*Recorded data*.
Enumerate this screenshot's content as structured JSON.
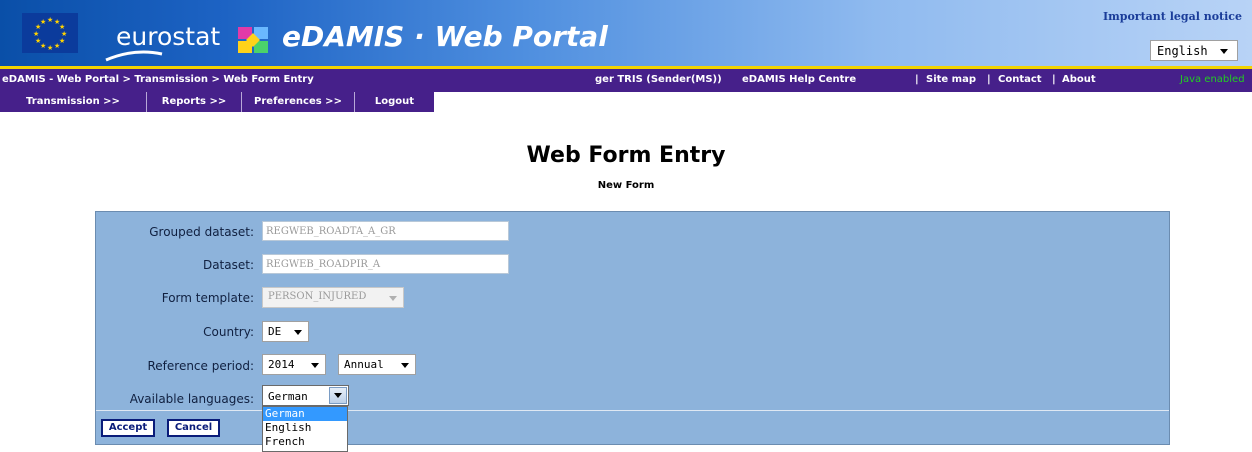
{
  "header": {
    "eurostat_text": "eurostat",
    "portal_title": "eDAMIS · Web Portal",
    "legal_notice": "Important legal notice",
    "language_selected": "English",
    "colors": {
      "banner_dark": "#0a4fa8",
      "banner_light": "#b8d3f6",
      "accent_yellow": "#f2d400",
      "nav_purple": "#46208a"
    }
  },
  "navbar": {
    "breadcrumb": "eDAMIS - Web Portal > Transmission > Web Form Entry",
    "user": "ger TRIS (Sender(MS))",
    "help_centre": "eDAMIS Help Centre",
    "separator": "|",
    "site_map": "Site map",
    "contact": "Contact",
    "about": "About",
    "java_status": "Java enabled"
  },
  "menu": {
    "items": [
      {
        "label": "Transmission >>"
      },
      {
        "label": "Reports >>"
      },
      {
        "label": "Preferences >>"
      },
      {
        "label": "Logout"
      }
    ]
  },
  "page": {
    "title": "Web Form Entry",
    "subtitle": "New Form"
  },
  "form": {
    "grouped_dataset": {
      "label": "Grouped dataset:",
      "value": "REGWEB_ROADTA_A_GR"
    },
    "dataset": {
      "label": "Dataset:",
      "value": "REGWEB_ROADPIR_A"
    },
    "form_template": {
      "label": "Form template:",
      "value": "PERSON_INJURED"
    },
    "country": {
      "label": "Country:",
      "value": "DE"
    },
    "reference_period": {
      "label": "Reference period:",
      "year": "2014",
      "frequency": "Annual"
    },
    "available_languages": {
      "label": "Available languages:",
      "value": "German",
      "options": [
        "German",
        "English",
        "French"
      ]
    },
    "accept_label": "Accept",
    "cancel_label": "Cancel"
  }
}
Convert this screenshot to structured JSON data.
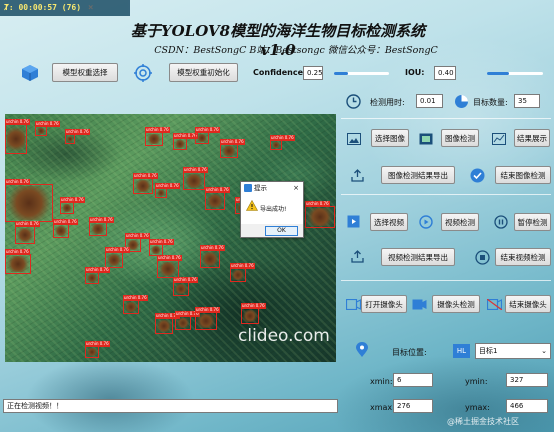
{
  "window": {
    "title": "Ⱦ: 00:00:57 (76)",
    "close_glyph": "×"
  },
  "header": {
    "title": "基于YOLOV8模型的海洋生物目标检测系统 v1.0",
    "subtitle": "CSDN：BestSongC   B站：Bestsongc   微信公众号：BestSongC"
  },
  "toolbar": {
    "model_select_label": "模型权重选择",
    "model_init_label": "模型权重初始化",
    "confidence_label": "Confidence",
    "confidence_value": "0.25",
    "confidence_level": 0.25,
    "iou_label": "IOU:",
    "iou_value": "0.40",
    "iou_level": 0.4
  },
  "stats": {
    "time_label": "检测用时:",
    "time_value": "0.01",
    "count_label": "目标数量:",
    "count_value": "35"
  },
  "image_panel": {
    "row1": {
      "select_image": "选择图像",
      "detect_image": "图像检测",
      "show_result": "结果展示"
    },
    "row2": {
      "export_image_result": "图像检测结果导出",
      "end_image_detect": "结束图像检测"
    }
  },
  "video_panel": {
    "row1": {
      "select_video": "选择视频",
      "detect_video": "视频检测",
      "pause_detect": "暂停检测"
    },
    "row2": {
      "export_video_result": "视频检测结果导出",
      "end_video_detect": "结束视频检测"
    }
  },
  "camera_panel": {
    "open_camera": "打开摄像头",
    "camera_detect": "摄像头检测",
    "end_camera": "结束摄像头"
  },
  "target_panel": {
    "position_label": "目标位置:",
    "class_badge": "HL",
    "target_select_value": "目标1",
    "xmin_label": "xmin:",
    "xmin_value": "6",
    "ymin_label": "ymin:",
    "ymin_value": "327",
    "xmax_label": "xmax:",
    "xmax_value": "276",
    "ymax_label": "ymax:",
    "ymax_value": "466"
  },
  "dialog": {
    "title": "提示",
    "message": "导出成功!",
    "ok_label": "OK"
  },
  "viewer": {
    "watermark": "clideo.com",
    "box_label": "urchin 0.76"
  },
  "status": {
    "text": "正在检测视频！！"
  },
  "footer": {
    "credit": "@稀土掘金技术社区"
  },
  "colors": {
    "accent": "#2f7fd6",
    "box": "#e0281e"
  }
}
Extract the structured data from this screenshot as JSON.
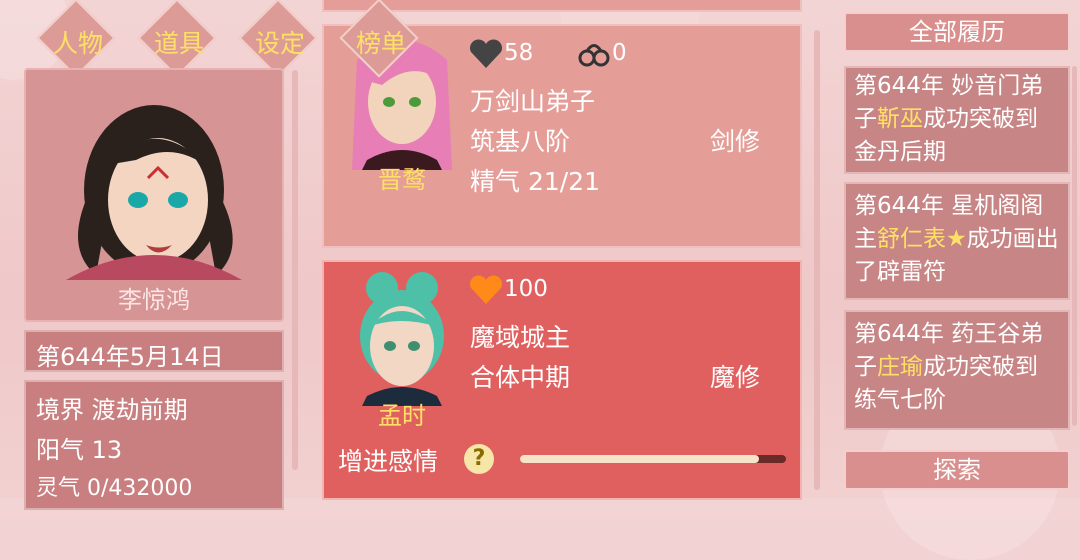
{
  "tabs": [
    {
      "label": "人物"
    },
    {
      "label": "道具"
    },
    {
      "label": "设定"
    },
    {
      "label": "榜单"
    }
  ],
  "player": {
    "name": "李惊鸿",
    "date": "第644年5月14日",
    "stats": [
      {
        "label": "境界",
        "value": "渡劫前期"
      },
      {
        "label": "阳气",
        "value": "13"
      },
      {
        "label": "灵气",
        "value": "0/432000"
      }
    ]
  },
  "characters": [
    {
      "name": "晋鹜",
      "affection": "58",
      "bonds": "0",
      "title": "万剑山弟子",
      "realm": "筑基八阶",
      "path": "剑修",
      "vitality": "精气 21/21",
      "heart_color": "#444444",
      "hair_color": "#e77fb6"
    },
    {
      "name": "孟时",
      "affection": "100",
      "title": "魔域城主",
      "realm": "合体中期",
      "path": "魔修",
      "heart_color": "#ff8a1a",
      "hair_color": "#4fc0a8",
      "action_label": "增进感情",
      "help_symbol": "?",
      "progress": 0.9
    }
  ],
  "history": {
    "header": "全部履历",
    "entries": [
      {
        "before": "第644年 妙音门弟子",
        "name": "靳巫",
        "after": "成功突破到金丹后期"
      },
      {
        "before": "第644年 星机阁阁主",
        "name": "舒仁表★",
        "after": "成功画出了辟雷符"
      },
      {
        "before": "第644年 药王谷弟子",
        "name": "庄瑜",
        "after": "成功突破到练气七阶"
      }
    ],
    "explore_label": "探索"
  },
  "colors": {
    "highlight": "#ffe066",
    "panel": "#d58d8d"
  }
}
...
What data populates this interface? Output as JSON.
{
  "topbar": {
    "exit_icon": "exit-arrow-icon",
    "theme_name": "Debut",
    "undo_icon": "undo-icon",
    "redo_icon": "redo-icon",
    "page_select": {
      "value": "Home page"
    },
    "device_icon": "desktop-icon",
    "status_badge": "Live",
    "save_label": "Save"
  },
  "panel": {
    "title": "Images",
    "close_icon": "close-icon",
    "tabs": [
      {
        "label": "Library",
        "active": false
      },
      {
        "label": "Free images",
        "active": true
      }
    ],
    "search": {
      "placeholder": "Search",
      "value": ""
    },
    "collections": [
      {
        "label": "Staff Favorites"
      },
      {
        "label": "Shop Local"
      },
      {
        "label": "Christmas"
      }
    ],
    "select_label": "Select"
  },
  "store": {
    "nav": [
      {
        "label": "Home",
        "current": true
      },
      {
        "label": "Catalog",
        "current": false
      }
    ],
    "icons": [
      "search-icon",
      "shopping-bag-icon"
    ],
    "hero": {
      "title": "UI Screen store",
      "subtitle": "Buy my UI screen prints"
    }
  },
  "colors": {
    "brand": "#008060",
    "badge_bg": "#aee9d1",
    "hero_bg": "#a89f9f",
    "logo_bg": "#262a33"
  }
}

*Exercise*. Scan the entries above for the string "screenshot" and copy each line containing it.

*Answer box*.
Enumerate this screenshot's content as structured JSON.
Convert this screenshot to structured JSON data.
Extract the structured data from this screenshot as JSON.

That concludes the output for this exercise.